My final contribution to the album is In Memory of Three, another 12-string composition that was never intended to have drums on it. Who knows where song ideas come from, and the lyrics of this came pretty quickly after the drone of the guitar. The first person that I knew who died was in my class in 1973. He drowned trying to save his brother who had fallen into the local lake. His brother was pulled out alive by a nearby fisherman. In those days, other than an announcement, nothing was said about it. I remember his grave being marked by a plain wooden cross, and I also remember it decaying over the years. The whole thing remains a puzzle in my older mind, holding on to the puzzlement of my 10 year-old self. The second person in the song was a bright, vibrant, heavy-drinking Finn. I don’t think any of his friends knew how dark he was behind his social self. He jumped to his death from the tower block in the centre of our university campus. In memoriam, his college renamed the snooker room after him because he spent a lot of time enjoying time with friend there. Finally, there is a person I knew more as a mutual friend than close friend.
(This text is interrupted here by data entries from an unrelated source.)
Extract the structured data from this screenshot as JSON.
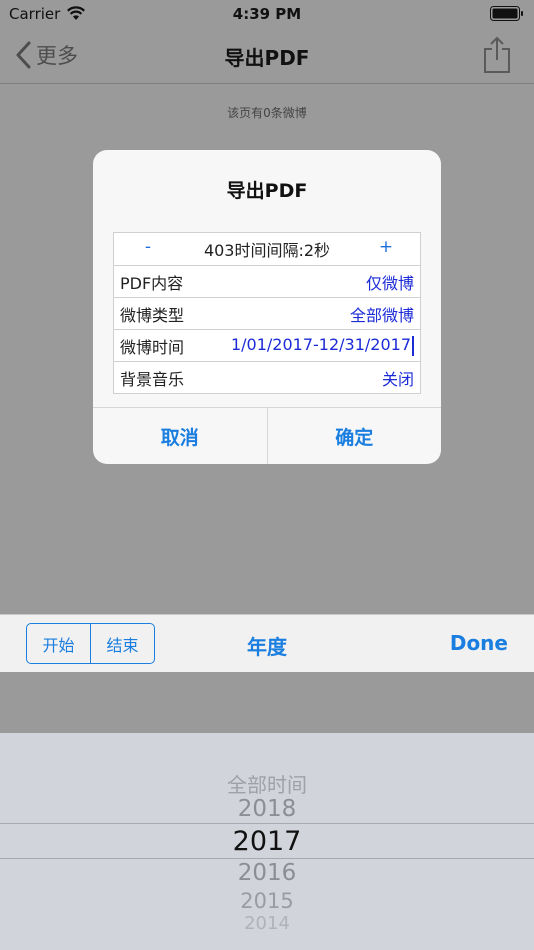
{
  "status_bar": {
    "carrier": "Carrier",
    "time": "4:39 PM"
  },
  "nav": {
    "back_label": "更多",
    "title": "导出PDF"
  },
  "page_note": "该页有0条微博",
  "dialog": {
    "title": "导出PDF",
    "interval": {
      "minus": "-",
      "label": "403时间间隔:2秒",
      "plus": "+"
    },
    "rows": [
      {
        "label": "PDF内容",
        "value": "仅微博"
      },
      {
        "label": "微博类型",
        "value": "全部微博"
      },
      {
        "label": "微博时间",
        "value": "1/01/2017-12/31/2017"
      },
      {
        "label": "背景音乐",
        "value": "关闭"
      }
    ],
    "cancel": "取消",
    "confirm": "确定"
  },
  "toolbar": {
    "segments": [
      "开始",
      "结束"
    ],
    "title": "年度",
    "done": "Done"
  },
  "picker": {
    "options": [
      "全部时间",
      "2018",
      "2017",
      "2016",
      "2015",
      "2014"
    ],
    "selected": "2017"
  },
  "colors": {
    "accent": "#1a7ee0",
    "value_text": "#1b2bd6",
    "dim_background": "#9a9a9a"
  }
}
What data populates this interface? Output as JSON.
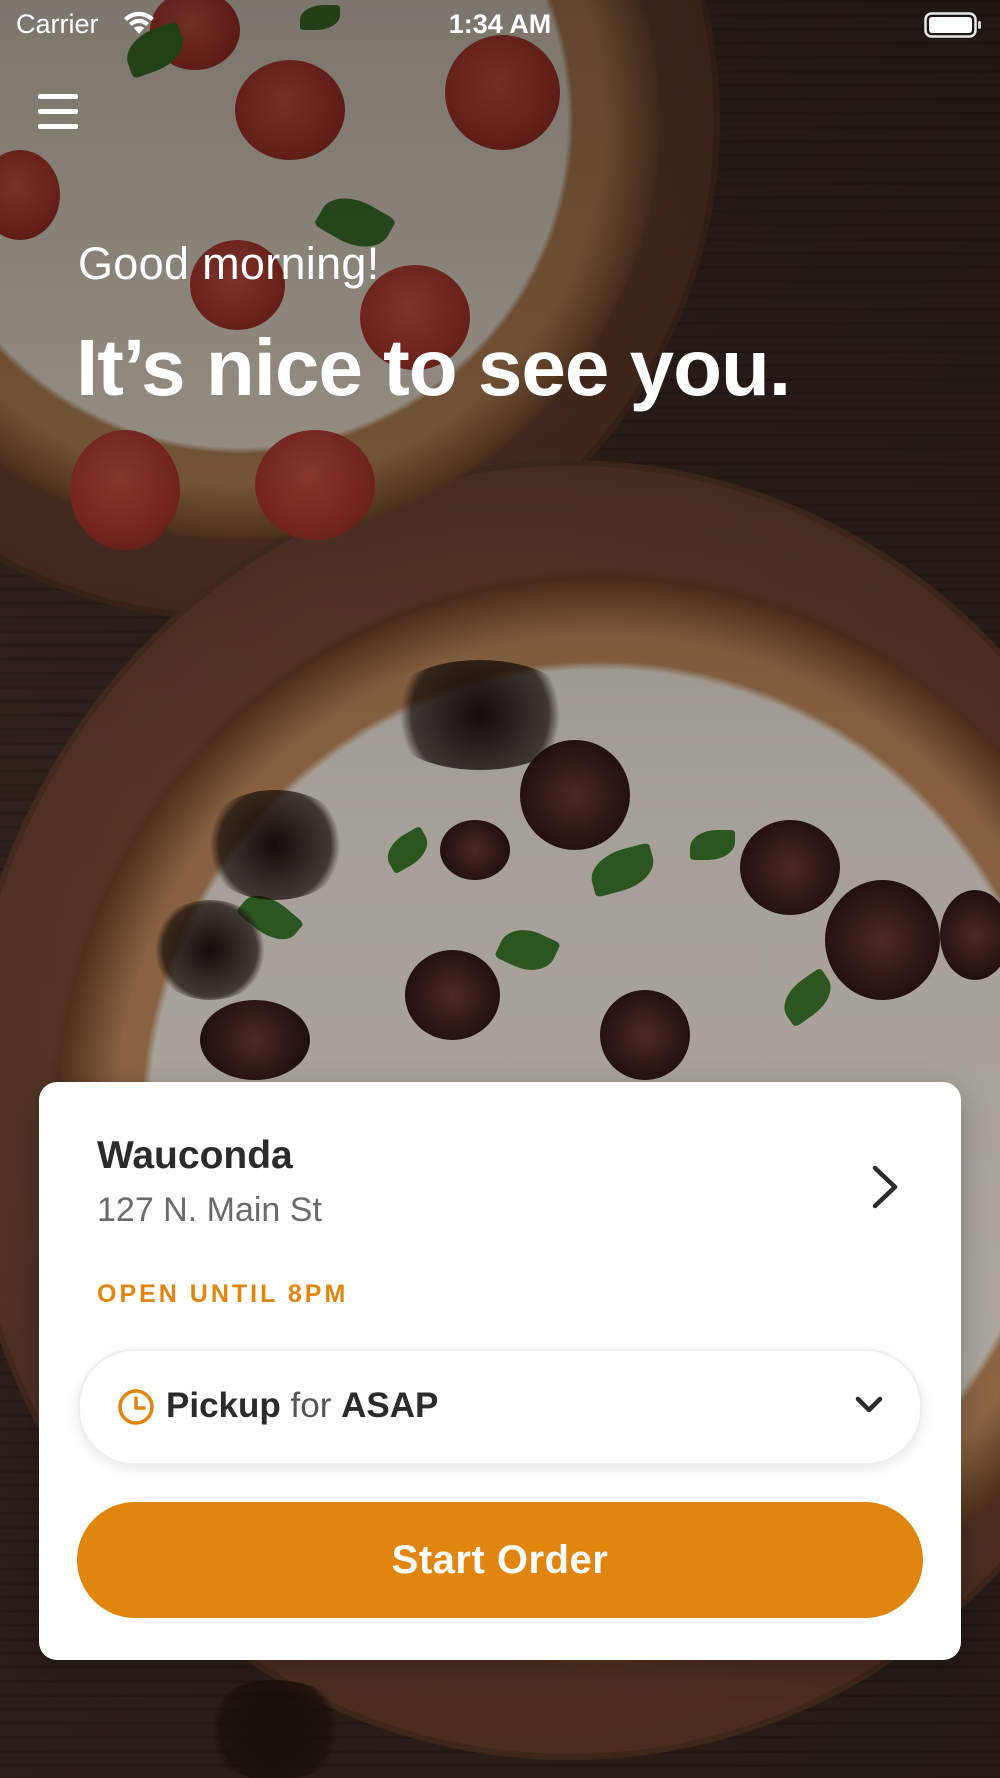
{
  "status_bar": {
    "carrier": "Carrier",
    "time": "1:34 AM"
  },
  "hero": {
    "greeting": "Good morning!",
    "headline": "It’s nice to see you."
  },
  "store": {
    "name": "Wauconda",
    "address": "127 N. Main St",
    "hours": "OPEN UNTIL 8PM"
  },
  "order_time": {
    "mode": "Pickup",
    "connector": "for",
    "when": "ASAP"
  },
  "actions": {
    "start_order": "Start Order"
  },
  "colors": {
    "accent": "#e0850e",
    "card": "#ffffff",
    "text_dark": "#2b2b2b",
    "text_muted": "#6a6a6a"
  },
  "icons": {
    "menu": "hamburger-menu-icon",
    "wifi": "wifi-icon",
    "battery": "battery-icon",
    "store_chevron": "chevron-right-icon",
    "clock": "clock-icon",
    "dropdown": "chevron-down-icon"
  }
}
He had a bulldog which would hurl itself at any visitor’s chest out of sheer exuberance rather than menace, though is could be difficult to believe that if new to the house. We would go and smoke in his den that he’d constructed in the hollow of a large tree in his garden. I lost touch with him and then discovered that he’d taken a shotgun to himself. As is so often the case with the suicides of young people in the pre-social media age, no one really knew what went on in the dark recesses of a young man’s mind. That’s all pretty depressing, but the song is not. At least, I don’t intend it to be. The refrain, ‘Spirit as thin as the wind’ means, to me, that the membrane between life and death is as thing as the wind, and we are never more than a breath away from death, or wonder, or pain, or delight, or any of everything in existence. Lorenzo added some real gems to my 12-string part. Jason, too, added keyboard treats among Lorenzo’s guitar parts. Lorenzo also adds a wonderful harmonica that seems to fit the whole breath of the song. I had originally intended the song to be more melancholic and felt that I had to add a slightly harsh electric guitar piece to stop it from sounding too nice: that would be confusing to my mind. I recorded the 12-string in one take. At the stroke of the final chord one of our cats, Lord Melchett, came into the kitchen through the catflap and miaowed a few times. I could have faded the guitar out to remove it, but that would have felt a bit rushed. Besides, Lorenzo loved Lord Melchett’s contribution, and so he stayed where he placed himself.
The final track, Middle East, has, as the rhythm track, my Crush drums with sticks and reeds, and my djembe – a lovely instrument given to me for my 50th birthday. I use two mics to record it. On the top is a Sure SM57, and peering up its bottom is a Sennheiser e902.